Eftekhari M (2022) Man with Sudden Loss of Consciousness. Clin Med Img Lib 8:203.

Image Challenge | OPEN ACCESS DOI: 10.23937/2474-3682/1510203

Man with Sudden Loss of Consciousness

Mohammad Eftekhari, MD*

Assistant Professor, Emergency Medicine Department, Tehran University of Medical Sciences, Iran

Clinical Presentation

A 51-year-old man with hypertension presented to the emergency department with sudden loss of consciousness (LOC). Two hours before presentation, his wife witnessed his abrupt collapse and called the emergency medical service. Vital signs were BP = 175/90, PR = 76, RR = 12, T = 36.9 ℃, GCS = 6/15 (E1,V1,M4), and his bedside glucometery was 138 mg/dL. While his facial and extremities movements were symmetric, there were abnormal pupil reflex, corneal reflex, gag reflex and bilateral plantar reflex. After intubation, he underwent non-contrast CT (NCCT) imaging of brain (Figure 1). Laboratory studies were insignificant.

To confirm basilar artery occlusion (BAO), he underwent brain and neck CT angiography (Figure 2 and Figure 3) and brain MRI (Figure 4). He admitted for endovascular basilar artery thrombectomy and had an uneventful follow up after 2 months.


BAO is a rare condition, more common in elderly population and usually caused by atherosclerosis or cardiac emboli [1]. The basilar artery supplies the pons and the midbrain. Depending on the site and rate of occlusion, different manifestations appear (such as vertigo in solo or sudden LOC). Several neuroimaging modalities maybe used. NCCT may reveal ischemic area hypo density or basilar artery hyper-density. Adding contrast to CT could improve the accuracy of study. Some MRI modalities (e.g., diffusion weighted imaging) are also diagnostic [1]. There are several ways to recanalize the artery with possible superiority of endovascular thrombectomy in comparison of intra-arterial/venous fibrinolytics [2,3].


The author would like to acknowledge Hadi Mirfazaelian M.D. for his editorial comments.



Competing Interests

None declared.


Figure 1: Brain CT without contrast. Hyperdensity in basilar artery indicating possible thrombosis (arrow).

Figure 2: Brain CT with IV contrast. A) Black arrow indicates contrast in basilar artery. B) White arrow indicates contrast stoppedby basilar arteryocclusion.

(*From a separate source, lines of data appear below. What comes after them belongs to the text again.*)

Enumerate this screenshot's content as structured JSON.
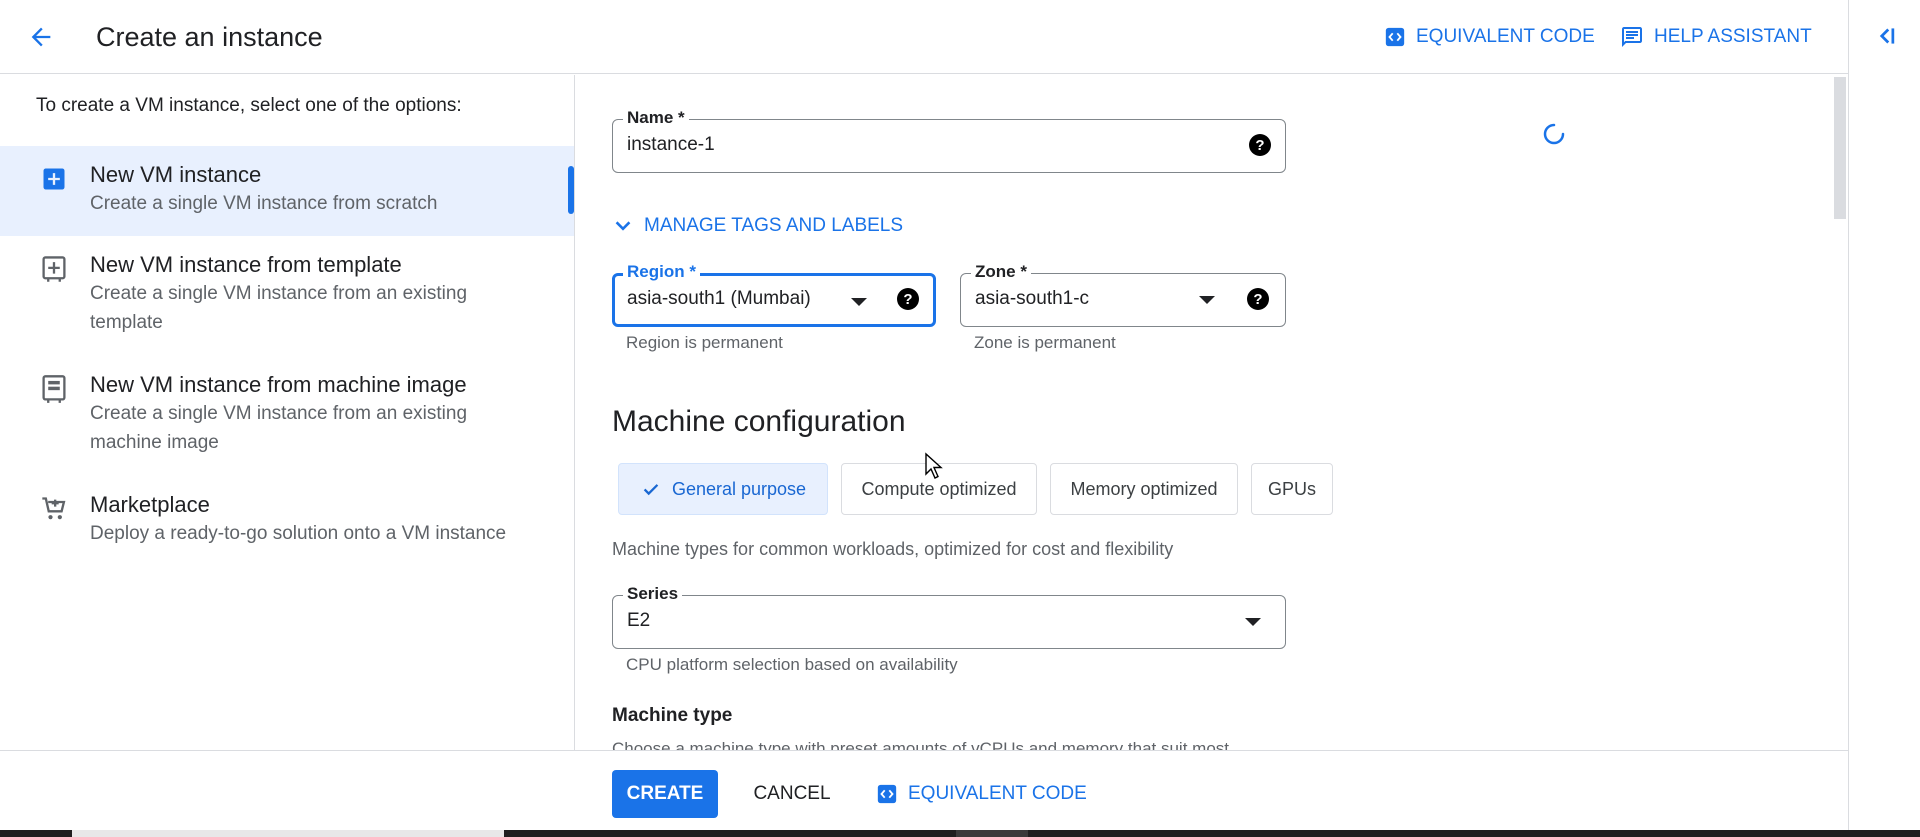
{
  "header": {
    "title": "Create an instance",
    "equivalent_code": "EQUIVALENT CODE",
    "help_assistant": "HELP ASSISTANT"
  },
  "left_panel": {
    "intro": "To create a VM instance, select one of the options:",
    "options": [
      {
        "title": "New VM instance",
        "desc": "Create a single VM instance from scratch",
        "icon": "add-box-icon",
        "selected": true
      },
      {
        "title": "New VM instance from template",
        "desc": "Create a single VM instance from an existing template",
        "icon": "add-template-icon",
        "selected": false
      },
      {
        "title": "New VM instance from machine image",
        "desc": "Create a single VM instance from an existing machine image",
        "icon": "machine-image-icon",
        "selected": false
      },
      {
        "title": "Marketplace",
        "desc": "Deploy a ready-to-go solution onto a VM instance",
        "icon": "cart-icon",
        "selected": false
      }
    ]
  },
  "form": {
    "name": {
      "label": "Name *",
      "value": "instance-1"
    },
    "manage_tags": "MANAGE TAGS AND LABELS",
    "region": {
      "label": "Region *",
      "value": "asia-south1 (Mumbai)",
      "hint": "Region is permanent"
    },
    "zone": {
      "label": "Zone *",
      "value": "asia-south1-c",
      "hint": "Zone is permanent"
    },
    "machine_config": {
      "title": "Machine configuration",
      "tabs": [
        "General purpose",
        "Compute optimized",
        "Memory optimized",
        "GPUs"
      ],
      "active_tab": "General purpose",
      "desc": "Machine types for common workloads, optimized for cost and flexibility"
    },
    "series": {
      "label": "Series",
      "value": "E2",
      "hint": "CPU platform selection based on availability"
    },
    "machine_type": {
      "heading": "Machine type",
      "desc": "Choose a machine type with preset amounts of vCPUs and memory that suit most"
    }
  },
  "footer": {
    "create": "CREATE",
    "cancel": "CANCEL",
    "equivalent_code": "EQUIVALENT CODE"
  },
  "colors": {
    "accent": "#1a73e8",
    "selected_bg": "#e8f0fe",
    "border": "#dadce0",
    "secondary_text": "#5f6368"
  }
}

Figure 3: Arrow indicates contrast ceasing in basilar artery in coronal view.

Figure 4: Diffusion weighted imaging modality of brain MRI shows restriction in mid-brain (arrow).

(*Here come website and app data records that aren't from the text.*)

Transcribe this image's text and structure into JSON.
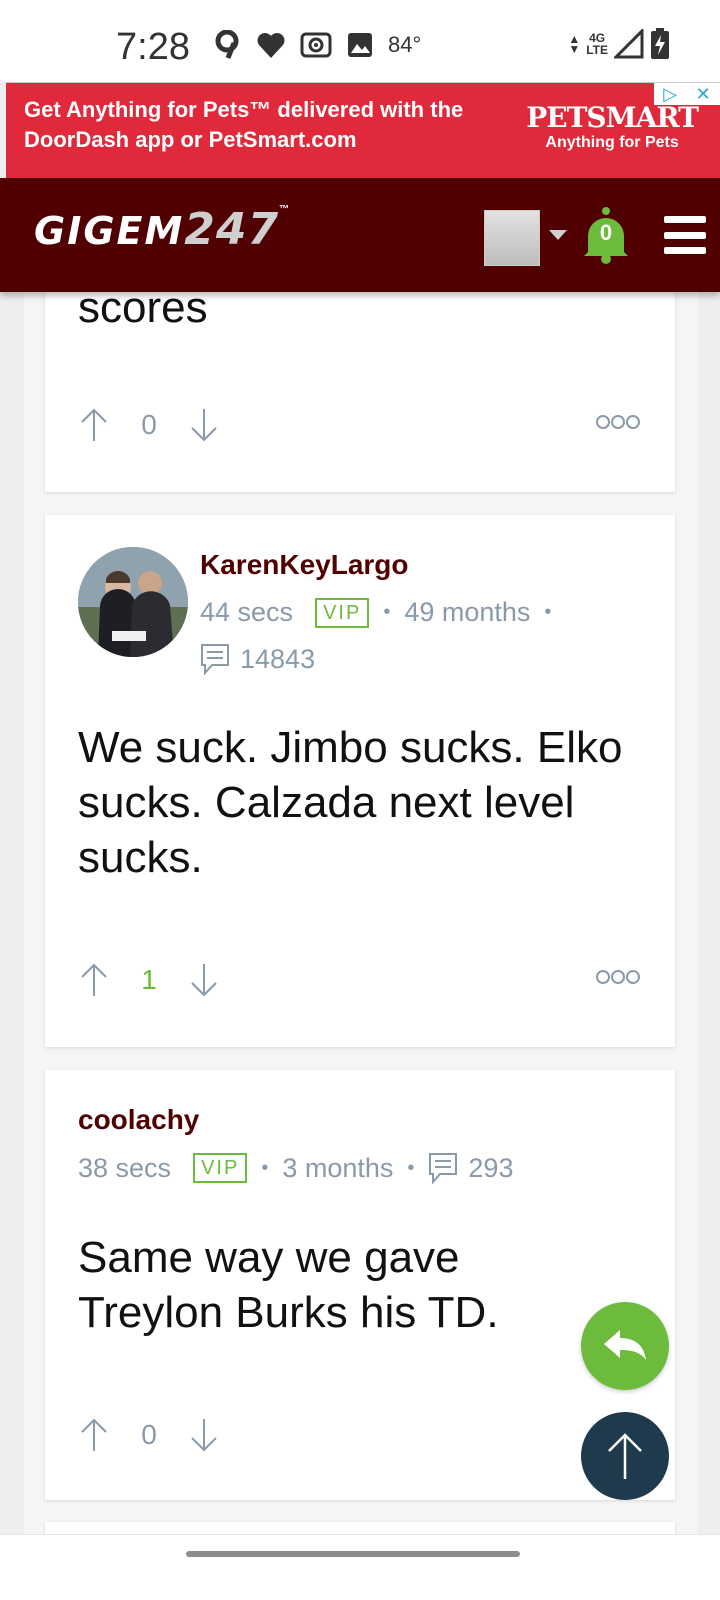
{
  "status_bar": {
    "time": "7:28",
    "temperature": "84°",
    "network_top": "4G",
    "network_bottom": "LTE"
  },
  "ad": {
    "headline": "Get Anything for Pets™ delivered with the DoorDash app or PetSmart.com",
    "brand": "PETSMART",
    "tagline": "Anything for Pets"
  },
  "header": {
    "logo_part1": "GIGEM",
    "logo_part2": "247",
    "notification_count": "0"
  },
  "posts": [
    {
      "body": "scores",
      "votes": "0"
    },
    {
      "author": "KarenKeyLargo",
      "time": "44 secs",
      "badge": "VIP",
      "tenure": "49 months",
      "post_count": "14843",
      "body": "We suck. Jimbo sucks. Elko sucks. Calzada next level sucks.",
      "votes": "1"
    },
    {
      "author": "coolachy",
      "time": "38 secs",
      "badge": "VIP",
      "tenure": "3 months",
      "post_count": "293",
      "body": "Same way we gave Treylon Burks his TD.",
      "votes": "0"
    }
  ],
  "colors": {
    "brand_maroon": "#500000",
    "accent_green": "#6cbb3c",
    "ad_red": "#e0293a",
    "fab_navy": "#1e3a4c",
    "meta_gray": "#8a9aaa"
  }
}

  1. Mattle HP, Arnold M, Lindsberg PJ, Schonewille WJ, Schroth G (2011) Basilar artery occlusion. The Lancet Neurology 10: 1002-1014.
  2. Sheng K, Tong M (2019) Therapy for acute basilar artery occlusion: A systematic review and meta-analysis. F1000Research 8: 165.
  3. Katsanos AH, Safouris A, Nikolakopoulos S, Mavridis D, Goyal N, et al. (2021) Endovascular treatment for basilar artery occlusion: A systematic review and meta-analysis. Eur J Neurol 28: 2106-2110.

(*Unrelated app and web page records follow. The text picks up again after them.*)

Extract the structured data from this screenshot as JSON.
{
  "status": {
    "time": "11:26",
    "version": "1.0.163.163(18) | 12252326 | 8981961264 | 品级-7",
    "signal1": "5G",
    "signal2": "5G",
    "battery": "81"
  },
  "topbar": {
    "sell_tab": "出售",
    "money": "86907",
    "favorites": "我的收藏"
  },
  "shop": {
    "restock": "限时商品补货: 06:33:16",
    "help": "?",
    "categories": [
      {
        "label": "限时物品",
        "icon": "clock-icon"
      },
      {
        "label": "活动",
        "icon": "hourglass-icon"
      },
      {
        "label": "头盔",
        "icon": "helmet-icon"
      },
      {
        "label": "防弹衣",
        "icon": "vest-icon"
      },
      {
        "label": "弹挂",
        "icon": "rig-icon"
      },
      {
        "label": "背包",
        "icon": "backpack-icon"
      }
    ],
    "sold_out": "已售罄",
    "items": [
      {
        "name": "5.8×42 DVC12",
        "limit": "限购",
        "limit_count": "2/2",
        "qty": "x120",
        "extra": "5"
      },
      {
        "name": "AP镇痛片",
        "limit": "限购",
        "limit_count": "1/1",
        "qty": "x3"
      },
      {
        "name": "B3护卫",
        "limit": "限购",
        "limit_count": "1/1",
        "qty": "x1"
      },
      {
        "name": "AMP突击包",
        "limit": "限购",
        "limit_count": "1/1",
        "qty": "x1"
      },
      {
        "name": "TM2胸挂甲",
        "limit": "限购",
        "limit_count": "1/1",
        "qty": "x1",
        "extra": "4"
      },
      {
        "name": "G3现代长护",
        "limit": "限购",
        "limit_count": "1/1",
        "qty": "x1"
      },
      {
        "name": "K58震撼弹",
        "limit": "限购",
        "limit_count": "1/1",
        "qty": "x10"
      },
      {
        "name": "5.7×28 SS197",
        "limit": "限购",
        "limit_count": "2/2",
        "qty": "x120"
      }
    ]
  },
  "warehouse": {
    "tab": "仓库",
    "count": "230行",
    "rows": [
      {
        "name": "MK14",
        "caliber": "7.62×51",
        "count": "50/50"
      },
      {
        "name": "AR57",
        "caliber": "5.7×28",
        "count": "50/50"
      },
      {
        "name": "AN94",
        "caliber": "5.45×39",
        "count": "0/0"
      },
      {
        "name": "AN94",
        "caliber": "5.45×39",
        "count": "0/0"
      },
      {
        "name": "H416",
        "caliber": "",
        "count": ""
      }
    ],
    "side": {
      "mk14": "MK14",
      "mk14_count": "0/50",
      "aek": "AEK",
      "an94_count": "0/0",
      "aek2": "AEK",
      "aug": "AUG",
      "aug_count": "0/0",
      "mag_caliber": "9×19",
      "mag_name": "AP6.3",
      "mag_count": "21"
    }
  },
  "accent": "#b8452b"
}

Eftekhari M (2022) Man with Sudden Loss of Consciousness. Clin Med Img Lib 8:203.